----- Task inputs
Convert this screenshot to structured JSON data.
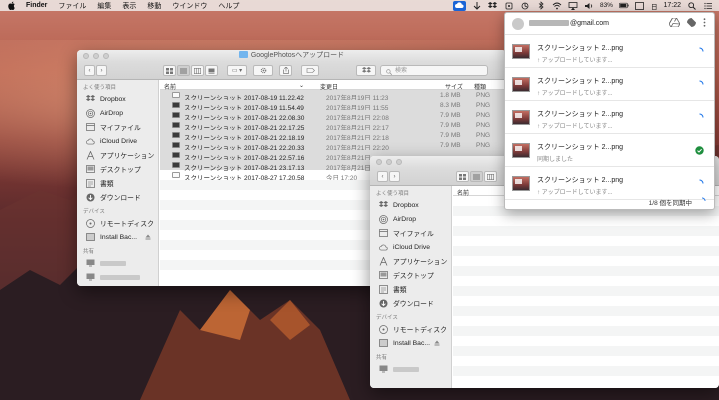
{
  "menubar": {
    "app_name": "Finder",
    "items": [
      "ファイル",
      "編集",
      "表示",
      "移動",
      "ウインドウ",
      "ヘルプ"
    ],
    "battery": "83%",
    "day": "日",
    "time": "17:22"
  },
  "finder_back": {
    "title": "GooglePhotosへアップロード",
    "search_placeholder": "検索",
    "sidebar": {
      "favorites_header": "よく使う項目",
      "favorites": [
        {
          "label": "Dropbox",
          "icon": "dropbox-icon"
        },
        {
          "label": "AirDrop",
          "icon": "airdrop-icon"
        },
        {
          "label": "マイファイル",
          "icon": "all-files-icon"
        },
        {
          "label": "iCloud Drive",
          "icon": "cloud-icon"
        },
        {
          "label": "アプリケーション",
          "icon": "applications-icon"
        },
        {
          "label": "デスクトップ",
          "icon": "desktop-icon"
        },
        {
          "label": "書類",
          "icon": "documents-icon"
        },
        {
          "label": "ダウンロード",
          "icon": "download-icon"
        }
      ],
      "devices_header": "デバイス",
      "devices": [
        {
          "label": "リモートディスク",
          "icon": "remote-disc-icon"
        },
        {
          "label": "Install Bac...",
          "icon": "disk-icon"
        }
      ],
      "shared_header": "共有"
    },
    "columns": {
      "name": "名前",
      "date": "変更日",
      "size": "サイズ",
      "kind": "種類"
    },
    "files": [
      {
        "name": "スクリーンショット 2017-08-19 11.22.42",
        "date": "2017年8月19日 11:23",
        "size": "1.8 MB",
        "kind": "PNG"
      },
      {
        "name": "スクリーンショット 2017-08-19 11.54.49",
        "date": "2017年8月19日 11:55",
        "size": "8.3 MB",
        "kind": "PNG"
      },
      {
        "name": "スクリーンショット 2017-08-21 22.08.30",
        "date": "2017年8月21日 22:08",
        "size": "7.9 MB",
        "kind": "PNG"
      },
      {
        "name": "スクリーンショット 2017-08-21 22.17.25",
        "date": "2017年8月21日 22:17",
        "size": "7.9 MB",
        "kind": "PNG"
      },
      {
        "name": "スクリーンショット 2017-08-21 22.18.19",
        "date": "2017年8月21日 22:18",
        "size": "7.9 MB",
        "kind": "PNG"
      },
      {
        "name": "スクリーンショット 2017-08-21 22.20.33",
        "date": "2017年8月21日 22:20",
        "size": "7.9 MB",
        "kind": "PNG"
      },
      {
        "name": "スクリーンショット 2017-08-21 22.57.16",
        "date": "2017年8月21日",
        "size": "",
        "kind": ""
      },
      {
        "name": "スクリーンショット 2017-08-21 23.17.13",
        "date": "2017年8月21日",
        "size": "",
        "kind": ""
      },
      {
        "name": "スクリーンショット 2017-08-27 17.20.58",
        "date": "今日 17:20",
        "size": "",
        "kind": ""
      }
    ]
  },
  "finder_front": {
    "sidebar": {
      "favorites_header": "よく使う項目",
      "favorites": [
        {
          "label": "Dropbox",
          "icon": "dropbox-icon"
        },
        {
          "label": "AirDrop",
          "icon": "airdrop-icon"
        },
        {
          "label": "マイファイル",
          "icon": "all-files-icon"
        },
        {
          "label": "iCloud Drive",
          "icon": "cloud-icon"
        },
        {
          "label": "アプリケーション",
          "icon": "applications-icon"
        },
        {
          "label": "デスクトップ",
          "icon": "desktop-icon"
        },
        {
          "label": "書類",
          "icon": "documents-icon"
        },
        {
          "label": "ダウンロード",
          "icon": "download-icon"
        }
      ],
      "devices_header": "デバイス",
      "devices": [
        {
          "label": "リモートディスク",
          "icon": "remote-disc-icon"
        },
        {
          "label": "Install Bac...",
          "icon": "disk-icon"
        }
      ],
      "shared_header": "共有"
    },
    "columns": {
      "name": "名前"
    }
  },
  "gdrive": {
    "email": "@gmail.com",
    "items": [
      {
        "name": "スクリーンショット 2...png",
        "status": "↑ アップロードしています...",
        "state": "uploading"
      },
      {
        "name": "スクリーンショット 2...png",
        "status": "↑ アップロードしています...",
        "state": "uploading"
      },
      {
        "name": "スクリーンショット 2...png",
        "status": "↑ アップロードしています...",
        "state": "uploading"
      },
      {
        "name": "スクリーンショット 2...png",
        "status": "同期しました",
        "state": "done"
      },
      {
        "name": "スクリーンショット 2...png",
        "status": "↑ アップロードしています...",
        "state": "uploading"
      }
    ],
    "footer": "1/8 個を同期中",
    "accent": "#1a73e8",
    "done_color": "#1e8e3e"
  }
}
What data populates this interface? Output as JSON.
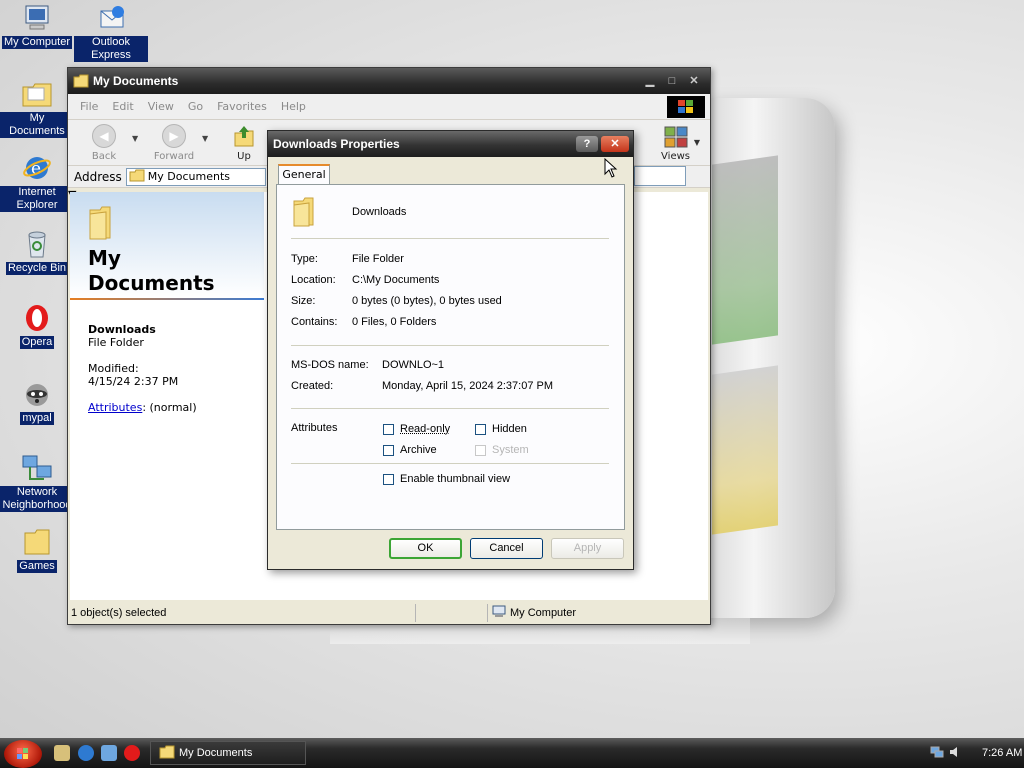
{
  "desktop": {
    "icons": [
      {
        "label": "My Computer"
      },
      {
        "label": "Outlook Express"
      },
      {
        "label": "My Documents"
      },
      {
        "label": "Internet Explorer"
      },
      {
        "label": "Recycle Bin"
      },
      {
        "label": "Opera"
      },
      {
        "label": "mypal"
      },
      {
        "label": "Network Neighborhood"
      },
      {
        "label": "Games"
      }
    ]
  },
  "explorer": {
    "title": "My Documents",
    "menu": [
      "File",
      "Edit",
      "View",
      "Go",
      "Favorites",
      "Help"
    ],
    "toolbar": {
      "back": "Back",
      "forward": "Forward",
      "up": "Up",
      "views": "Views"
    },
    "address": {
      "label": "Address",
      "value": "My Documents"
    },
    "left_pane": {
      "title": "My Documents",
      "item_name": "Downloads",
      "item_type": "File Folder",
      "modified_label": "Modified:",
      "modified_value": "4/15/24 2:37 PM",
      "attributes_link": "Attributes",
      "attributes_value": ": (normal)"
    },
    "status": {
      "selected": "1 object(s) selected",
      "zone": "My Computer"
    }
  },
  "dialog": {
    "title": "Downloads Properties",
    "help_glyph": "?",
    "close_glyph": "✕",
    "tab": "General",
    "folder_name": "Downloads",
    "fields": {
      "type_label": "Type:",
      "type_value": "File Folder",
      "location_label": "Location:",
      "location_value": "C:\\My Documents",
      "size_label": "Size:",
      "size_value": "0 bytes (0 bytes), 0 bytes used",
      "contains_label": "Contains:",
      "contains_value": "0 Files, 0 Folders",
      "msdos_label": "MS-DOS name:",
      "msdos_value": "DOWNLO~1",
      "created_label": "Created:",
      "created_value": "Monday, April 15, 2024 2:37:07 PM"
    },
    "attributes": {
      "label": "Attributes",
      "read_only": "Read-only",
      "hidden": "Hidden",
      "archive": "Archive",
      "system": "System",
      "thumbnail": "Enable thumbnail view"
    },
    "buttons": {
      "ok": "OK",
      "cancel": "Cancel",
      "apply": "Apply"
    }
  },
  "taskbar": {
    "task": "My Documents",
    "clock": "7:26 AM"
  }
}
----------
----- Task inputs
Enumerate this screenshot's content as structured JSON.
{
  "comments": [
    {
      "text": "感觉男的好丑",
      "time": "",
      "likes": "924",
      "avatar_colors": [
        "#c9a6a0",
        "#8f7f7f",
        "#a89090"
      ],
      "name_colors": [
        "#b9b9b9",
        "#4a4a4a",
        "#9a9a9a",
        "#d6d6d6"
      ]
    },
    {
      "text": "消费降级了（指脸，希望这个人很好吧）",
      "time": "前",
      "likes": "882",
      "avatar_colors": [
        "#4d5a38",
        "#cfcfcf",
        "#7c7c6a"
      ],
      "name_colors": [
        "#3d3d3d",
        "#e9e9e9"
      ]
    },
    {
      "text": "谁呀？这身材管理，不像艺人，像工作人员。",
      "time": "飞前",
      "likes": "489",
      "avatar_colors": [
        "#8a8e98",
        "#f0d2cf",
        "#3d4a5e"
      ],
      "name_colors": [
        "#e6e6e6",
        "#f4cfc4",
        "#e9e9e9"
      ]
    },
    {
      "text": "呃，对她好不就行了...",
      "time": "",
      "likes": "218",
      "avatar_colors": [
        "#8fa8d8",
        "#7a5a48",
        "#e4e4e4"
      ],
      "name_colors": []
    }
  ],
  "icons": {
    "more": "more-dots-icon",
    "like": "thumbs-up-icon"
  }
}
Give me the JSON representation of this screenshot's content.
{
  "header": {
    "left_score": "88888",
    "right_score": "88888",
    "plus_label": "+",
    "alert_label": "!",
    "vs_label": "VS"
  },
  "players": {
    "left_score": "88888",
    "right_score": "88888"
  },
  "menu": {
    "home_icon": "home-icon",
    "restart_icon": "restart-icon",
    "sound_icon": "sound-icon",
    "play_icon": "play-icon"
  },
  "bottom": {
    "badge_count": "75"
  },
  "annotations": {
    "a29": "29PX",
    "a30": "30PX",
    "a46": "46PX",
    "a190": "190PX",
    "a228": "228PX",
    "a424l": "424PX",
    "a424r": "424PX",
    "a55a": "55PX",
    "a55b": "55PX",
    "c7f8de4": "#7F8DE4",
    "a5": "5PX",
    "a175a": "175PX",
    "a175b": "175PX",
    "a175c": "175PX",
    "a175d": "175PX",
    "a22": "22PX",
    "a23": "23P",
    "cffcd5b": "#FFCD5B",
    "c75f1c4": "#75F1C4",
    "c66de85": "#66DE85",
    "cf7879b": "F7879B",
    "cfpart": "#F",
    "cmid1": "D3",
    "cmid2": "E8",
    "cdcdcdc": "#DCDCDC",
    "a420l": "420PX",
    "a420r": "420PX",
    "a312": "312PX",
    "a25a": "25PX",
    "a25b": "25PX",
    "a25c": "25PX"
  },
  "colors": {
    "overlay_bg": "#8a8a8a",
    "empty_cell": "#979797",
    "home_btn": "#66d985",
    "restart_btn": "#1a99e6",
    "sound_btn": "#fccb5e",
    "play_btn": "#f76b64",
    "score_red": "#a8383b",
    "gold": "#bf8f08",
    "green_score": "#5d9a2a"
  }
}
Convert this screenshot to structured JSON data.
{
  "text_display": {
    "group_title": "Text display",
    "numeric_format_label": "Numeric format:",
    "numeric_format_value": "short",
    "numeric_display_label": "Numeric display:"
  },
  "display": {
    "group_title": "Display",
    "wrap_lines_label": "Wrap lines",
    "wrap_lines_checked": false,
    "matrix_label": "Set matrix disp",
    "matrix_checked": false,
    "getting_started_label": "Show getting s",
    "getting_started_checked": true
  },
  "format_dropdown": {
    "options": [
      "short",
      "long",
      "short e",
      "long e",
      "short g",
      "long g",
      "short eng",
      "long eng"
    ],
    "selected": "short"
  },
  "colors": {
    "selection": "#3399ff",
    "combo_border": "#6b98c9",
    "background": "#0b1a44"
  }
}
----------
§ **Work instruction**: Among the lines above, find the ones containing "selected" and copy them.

§ **Exercise result**:
      "selected": "1 object(s) selected",
    "selected": "short"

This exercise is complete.